The Edmunds bill is a step towards the abolishment of polygamy. It has disfranchised the law-breakers but has not had the effect of discouraging plural marriages. Some Gentiles maintain that there are as many solemnized now as before the passage of the bill, and the Commission itself acknowledges that the practice still exists, though they think there is a decrease.
However this may be, it is certainly true that strenuous efforts were made immediately upon its adoption to force young people into polygamy; and at the late conferences addresses were delivered enjoining upon the people the fact that, the Kingdom of God could not progress unless they obeyed the revelation given to Joseph Smith at Nauvoo, and God would never forgive his people if they did not obey his commands. While these sentiments were freely expressed in the Tabernacle, a statement is sent to the eastern papers by a prominent member of the church that “the Edmunds Bill has practically abolished polygamy.”
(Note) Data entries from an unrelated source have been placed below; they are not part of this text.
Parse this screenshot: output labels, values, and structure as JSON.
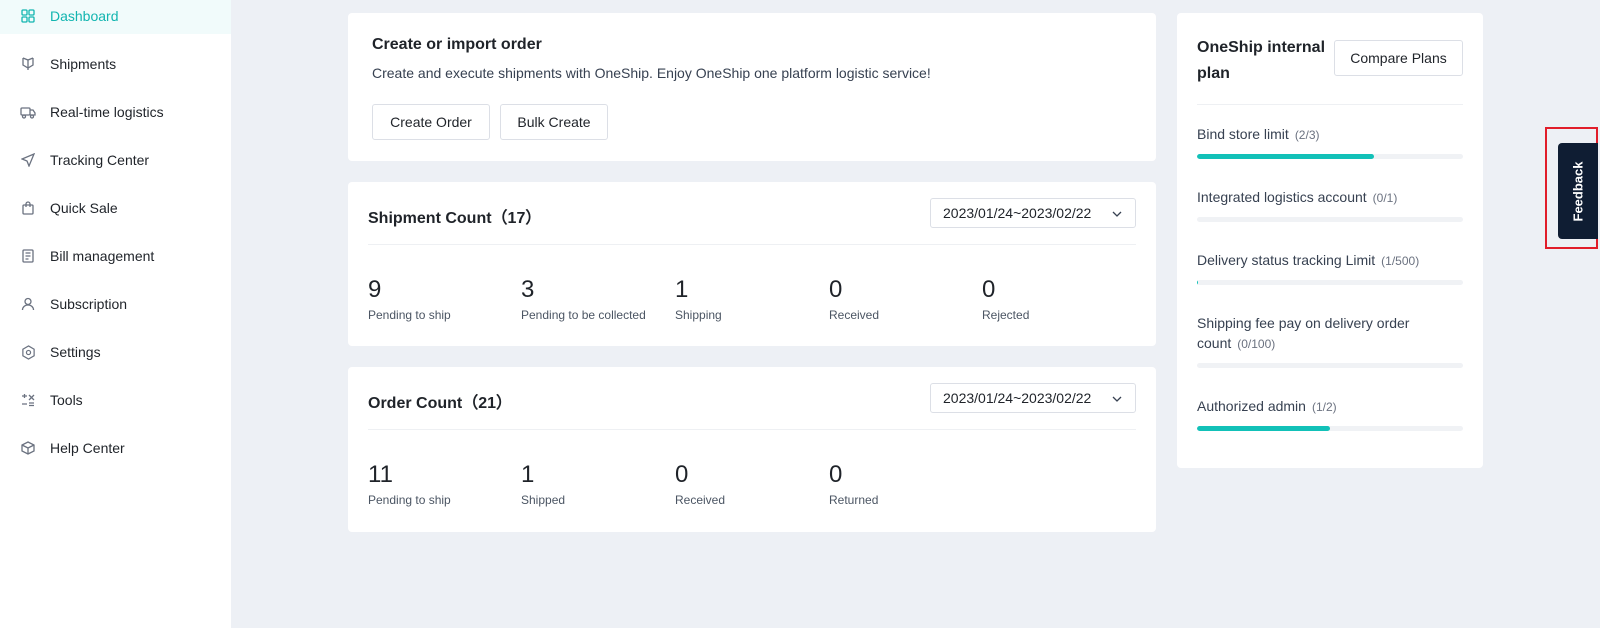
{
  "sidebar": {
    "items": [
      {
        "label": "Dashboard",
        "icon": "grid-icon",
        "active": true
      },
      {
        "label": "Shipments",
        "icon": "shipment-icon"
      },
      {
        "label": "Real-time logistics",
        "icon": "truck-icon"
      },
      {
        "label": "Tracking Center",
        "icon": "navigation-icon"
      },
      {
        "label": "Quick Sale",
        "icon": "shopping-bag-icon"
      },
      {
        "label": "Bill management",
        "icon": "bill-icon"
      },
      {
        "label": "Subscription",
        "icon": "user-icon"
      },
      {
        "label": "Settings",
        "icon": "settings-icon"
      },
      {
        "label": "Tools",
        "icon": "tools-icon"
      },
      {
        "label": "Help Center",
        "icon": "box-icon"
      }
    ]
  },
  "create_order": {
    "title": "Create or import order",
    "description": "Create and execute shipments with OneShip. Enjoy OneShip one platform logistic service!",
    "create_button": "Create Order",
    "bulk_button": "Bulk Create"
  },
  "shipment_count": {
    "title": "Shipment Count（17）",
    "date_range": "2023/01/24~2023/02/22",
    "stats": [
      {
        "value": "9",
        "label": "Pending to ship"
      },
      {
        "value": "3",
        "label": "Pending to be collected"
      },
      {
        "value": "1",
        "label": "Shipping"
      },
      {
        "value": "0",
        "label": "Received"
      },
      {
        "value": "0",
        "label": "Rejected"
      }
    ]
  },
  "order_count": {
    "title": "Order Count（21）",
    "date_range": "2023/01/24~2023/02/22",
    "stats": [
      {
        "value": "11",
        "label": "Pending to ship"
      },
      {
        "value": "1",
        "label": "Shipped"
      },
      {
        "value": "0",
        "label": "Received"
      },
      {
        "value": "0",
        "label": "Returned"
      }
    ]
  },
  "plan": {
    "title": "OneShip internal plan",
    "compare_button": "Compare Plans",
    "limits": [
      {
        "name": "Bind store limit",
        "count": "(2/3)",
        "progress": 0.667
      },
      {
        "name": "Integrated logistics account",
        "count": "(0/1)",
        "progress": 0
      },
      {
        "name": "Delivery status tracking Limit",
        "count": "(1/500)",
        "progress": 0.002
      },
      {
        "name": "Shipping fee pay on delivery order count",
        "count": "(0/100)",
        "progress": 0
      },
      {
        "name": "Authorized admin",
        "count": "(1/2)",
        "progress": 0.5
      }
    ]
  },
  "feedback": {
    "label": "Feedback"
  },
  "colors": {
    "accent": "#12b5b0",
    "progress": "#12c1b8",
    "feedback_bg": "#0f1d33",
    "highlight": "#e11d2a"
  }
}
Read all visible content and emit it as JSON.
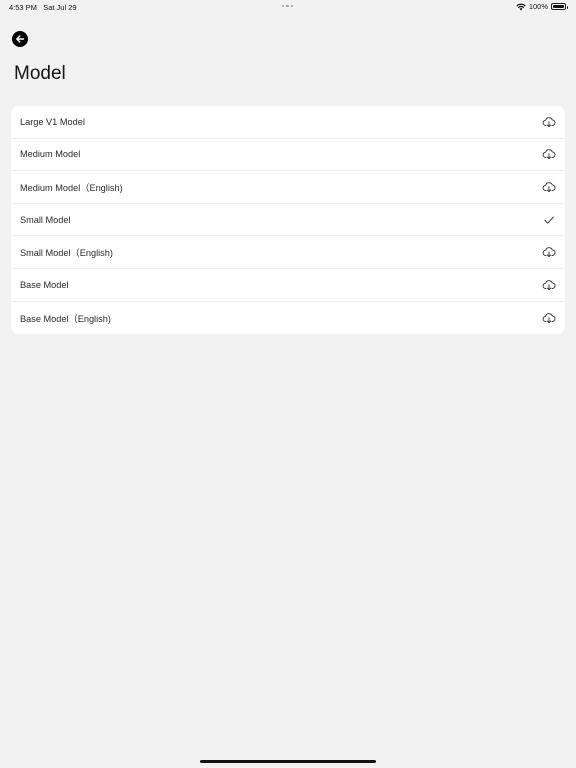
{
  "status_bar": {
    "time": "4:53 PM",
    "date": "Sat Jul 29",
    "battery": "100%",
    "wifi_icon": "wifi-icon",
    "battery_icon": "battery-icon"
  },
  "header": {
    "back_icon": "back-arrow-icon",
    "title": "Model"
  },
  "models": [
    {
      "label": "Large V1 Model",
      "state": "download",
      "icon": "cloud-download-icon"
    },
    {
      "label": "Medium Model",
      "state": "download",
      "icon": "cloud-download-icon"
    },
    {
      "label": "Medium Model（English)",
      "state": "download",
      "icon": "cloud-download-icon"
    },
    {
      "label": "Small Model",
      "state": "selected",
      "icon": "checkmark-icon"
    },
    {
      "label": "Small Model（English)",
      "state": "download",
      "icon": "cloud-download-icon"
    },
    {
      "label": "Base Model",
      "state": "download",
      "icon": "cloud-download-icon"
    },
    {
      "label": "Base Model（English)",
      "state": "download",
      "icon": "cloud-download-icon"
    }
  ]
}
To overthrow this theocratic government and to parry the subtle wiles of the priesthood, more than ordinary attention and wisdom will be required, and it will be a great triumph to our legislators if they can succeed in bringing about a peaceable solution of the greatest problem now before the American people.
* * * * *
A ROMANCE OF COLONIAL DAYS.
By Frances C. Sparhawk, Author of “A Lazy Man’s Work.”
A CASE OF CONSCIENCE.
The stars had not begun to pale in the morning twilight when Elizabeth awakened. The dim outlines of houses and trees could be seen through the window as she looked out against the sky. Within the room the furniture, large and heavy, looked still larger in the darkness. She fixed her eyes upon some point, and followed back the lines that flowed from it until they were lost in the dimness, and this assured her that she was awake. Her writing-table was in part sharply outlined against the window, and part of it was lost in the shadow of the draperies. The bureau seemed only a dark mass among the shadows in force in the corners of the room.
These and the tops of the heavy chairs, as she looked at one and another of them, helped to calm her and give her a sense of reality. But they in no way accounted for the startling suggestion, that whether dream or waking thought had first filled her with fear and then set her heart beating hard as she lay wide awake breathing unevenly and striving to learn if she were still under the influence of a dream, or if the unconscious conviction which had come upon her was the result of dwelling upon what she knew. She could not recall her dreams, but they seemed to her to have had no connection with the sudden sense of danger that had startled her awake. She tried